Sexton was also a celebrated poker author with two books published that are must reads for players and fans of the game alike. Shuffle Up and Deal was the bridge for many poker players from watching the game on TV to actually becoming successful when sitting down themselves. Sexton followed that book up with Life’s a Gamble published in 2016. Covering his nearly 50 years in the poker industry, Life’s a Gamble takes readers into the inside world of poker with plenty of entertaining personal anecdotes along the way.
Poker Hall of Fame invitation and WPT Champion
Sexton finally got the call many poker players dream of when he was enrolled in the Poker Hall of Fame in 2008. This allowed him to be in the same ranks as many of his contemporary friends and playing partners, such as Ungar, Doyle Brunson and David “Devilfish” Ulliott. Sexton though is a special entry to the Hall of Fame, qualifying both as a player and a global ambassador for the game.
While Sexton was delighting many with his WPT banter, the one bucket list item always missing for him was a win in the series. After making a few final tables but never managing to clinch the title, Sexton finally shook the monkey off his back with a win at the 2016 WPT Montreal Main Event. With his old broadcast booth partner, Van Patten, beside newcomer Tony Dunst, the entire WPT crew seemed to be on his side sweating the last couple cards as can be seen in the video below.
From the broadcast booth to the boardroom
Having accomplished everything he set out to down on the tables, Sexton continued his role as the global ambassador of poker with a trip to the partypoker executive offices in 2017. As Chairman for partypoker, Sexton was influential in putting together a player’s council to get feedback from other professional poker players. This council has been a driving factor behind partypoker’s growth over the past few years.
WPT also recognized him earlier this summer for his 15 years of service in expanding the game of poker by renaming their signature piece of silverware listing the names of all previous WPT winners as the Mike Sexton WPT Champions Cup. Coming at a time he was bravely (and quietly) battling his cancer diagnosis, Sexton was his ever-pleasant self describing the renaming as, “the highest honor I could ever receive in poker. Thank You (to) WPT for this truly incredible recognition.”

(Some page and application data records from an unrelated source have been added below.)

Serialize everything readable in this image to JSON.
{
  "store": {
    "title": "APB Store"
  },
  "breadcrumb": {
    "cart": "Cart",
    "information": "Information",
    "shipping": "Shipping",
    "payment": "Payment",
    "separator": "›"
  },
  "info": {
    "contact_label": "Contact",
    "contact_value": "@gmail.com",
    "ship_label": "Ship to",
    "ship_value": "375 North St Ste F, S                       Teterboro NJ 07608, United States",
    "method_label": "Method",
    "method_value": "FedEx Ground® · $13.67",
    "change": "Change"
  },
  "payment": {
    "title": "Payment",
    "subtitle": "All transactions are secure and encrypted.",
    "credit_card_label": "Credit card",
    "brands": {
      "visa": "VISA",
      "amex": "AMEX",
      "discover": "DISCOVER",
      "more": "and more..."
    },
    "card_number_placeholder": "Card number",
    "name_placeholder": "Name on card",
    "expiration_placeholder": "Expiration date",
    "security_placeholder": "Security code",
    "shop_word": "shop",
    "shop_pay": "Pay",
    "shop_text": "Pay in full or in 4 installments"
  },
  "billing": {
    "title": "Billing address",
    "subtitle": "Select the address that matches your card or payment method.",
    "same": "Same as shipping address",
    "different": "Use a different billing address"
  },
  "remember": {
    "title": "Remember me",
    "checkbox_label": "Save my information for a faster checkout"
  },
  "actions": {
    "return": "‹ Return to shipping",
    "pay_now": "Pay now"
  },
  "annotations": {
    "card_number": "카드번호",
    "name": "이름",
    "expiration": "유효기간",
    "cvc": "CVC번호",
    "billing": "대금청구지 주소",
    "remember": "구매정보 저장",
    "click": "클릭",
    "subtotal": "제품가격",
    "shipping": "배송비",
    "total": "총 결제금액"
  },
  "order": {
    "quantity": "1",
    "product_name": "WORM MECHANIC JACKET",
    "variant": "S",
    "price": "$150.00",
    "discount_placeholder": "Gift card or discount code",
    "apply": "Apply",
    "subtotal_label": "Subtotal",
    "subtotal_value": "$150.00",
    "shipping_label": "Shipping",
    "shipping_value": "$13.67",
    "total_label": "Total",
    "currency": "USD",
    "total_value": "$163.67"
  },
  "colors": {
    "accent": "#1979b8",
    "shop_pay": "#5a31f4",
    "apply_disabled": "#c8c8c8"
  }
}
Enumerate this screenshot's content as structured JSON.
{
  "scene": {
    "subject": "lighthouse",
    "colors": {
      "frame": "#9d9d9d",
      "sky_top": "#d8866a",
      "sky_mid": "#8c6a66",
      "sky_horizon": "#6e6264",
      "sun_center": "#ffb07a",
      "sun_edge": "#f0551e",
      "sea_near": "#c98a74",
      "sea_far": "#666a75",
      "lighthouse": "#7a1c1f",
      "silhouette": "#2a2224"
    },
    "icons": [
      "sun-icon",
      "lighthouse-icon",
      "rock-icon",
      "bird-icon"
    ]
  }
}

Charity and giving back to others were a vital element of Sexton’s life. Starting with his WSOP Tournament of Champions victory in 2006, Sexton regularly donated 50 percent of his winnings to charitable causes. Along with a number of other poker celebrities, he started pokergives.org as an easy way for poker players to direct their charitable giving and help others in need.
Sexton is survived by his son, Ty, as well as, a number of his siblings. YourPokerDream.com extends our condolences to the family of Mike Sexton and wishes him well in the great poker game in the sky.